EXERCISE GOAL >> Take every record and write it out again exactly, with no images included.

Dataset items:
__________________________________________________
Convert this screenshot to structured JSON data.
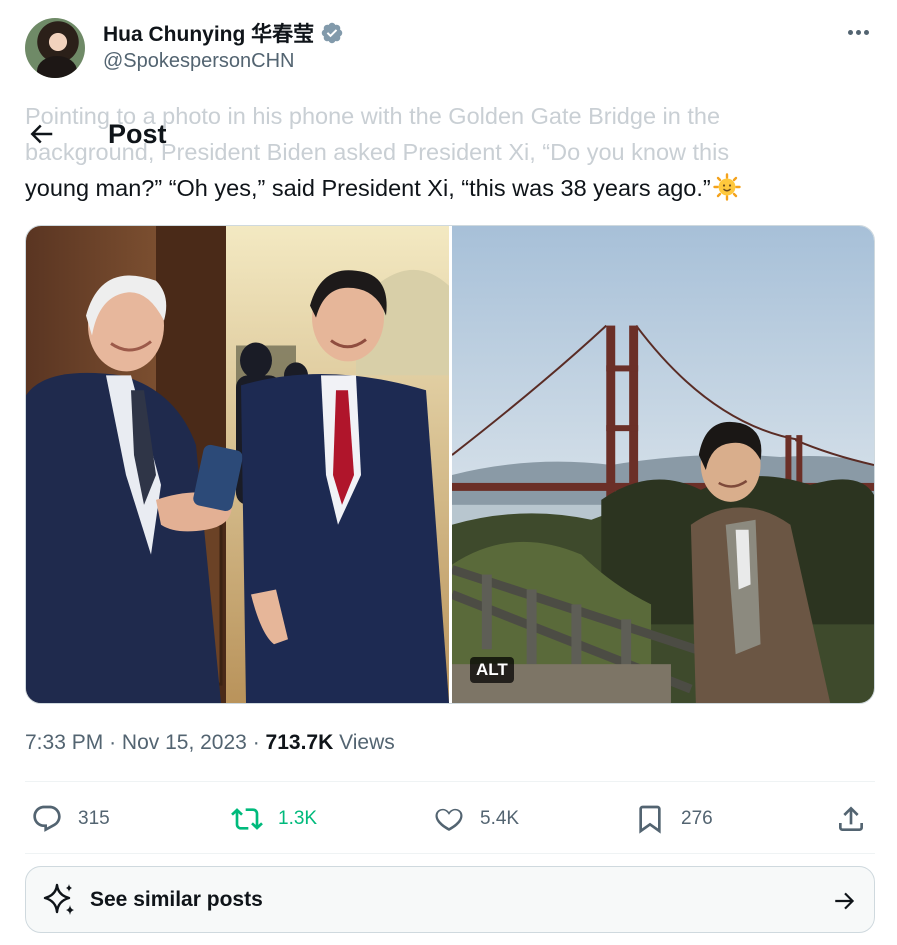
{
  "author": {
    "name": "Hua Chunying 华春莹",
    "handle": "@SpokespersonCHN"
  },
  "header": {
    "title": "Post"
  },
  "post": {
    "text_faded": "Pointing to a photo in his phone with the Golden Gate Bridge in the background, President Biden asked President Xi, “Do you know this",
    "text_visible": "young man?” “Oh yes,” said President Xi, “this was 38 years ago.”",
    "emoji": "sun-with-face-icon",
    "media": {
      "alt_badge": "ALT",
      "photos": [
        "biden-xi-photo",
        "golden-gate-photo"
      ]
    },
    "time": "7:33 PM",
    "date": "Nov 15, 2023",
    "views_count": "713.7K",
    "views_label": "Views"
  },
  "actions": {
    "replies": "315",
    "reposts": "1.3K",
    "likes": "5.4K",
    "bookmarks": "276"
  },
  "similar": {
    "label": "See similar posts"
  },
  "colors": {
    "text": "#0f1419",
    "muted": "#536471",
    "repost_green": "#00ba7c",
    "verified_badge": "#829aab",
    "border": "#cfd9de"
  }
}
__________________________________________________
ANSWER TO THE EXERCISE >>
Convert this screenshot to structured JSON data.
{
  "author": {
    "name": "Hua Chunying 华春莹",
    "handle": "@SpokespersonCHN"
  },
  "header": {
    "title": "Post"
  },
  "post": {
    "text_faded": "Pointing to a photo in his phone with the Golden Gate Bridge in the background, President Biden asked President Xi, “Do you know this",
    "text_visible": "young man?” “Oh yes,” said President Xi, “this was 38 years ago.”",
    "emoji": "sun-with-face-icon",
    "media": {
      "alt_badge": "ALT",
      "photos": [
        "biden-xi-photo",
        "golden-gate-photo"
      ]
    },
    "time": "7:33 PM",
    "date": "Nov 15, 2023",
    "views_count": "713.7K",
    "views_label": "Views"
  },
  "actions": {
    "replies": "315",
    "reposts": "1.3K",
    "likes": "5.4K",
    "bookmarks": "276"
  },
  "similar": {
    "label": "See similar posts"
  },
  "colors": {
    "text": "#0f1419",
    "muted": "#536471",
    "repost_green": "#00ba7c",
    "verified_badge": "#829aab",
    "border": "#cfd9de"
  }
}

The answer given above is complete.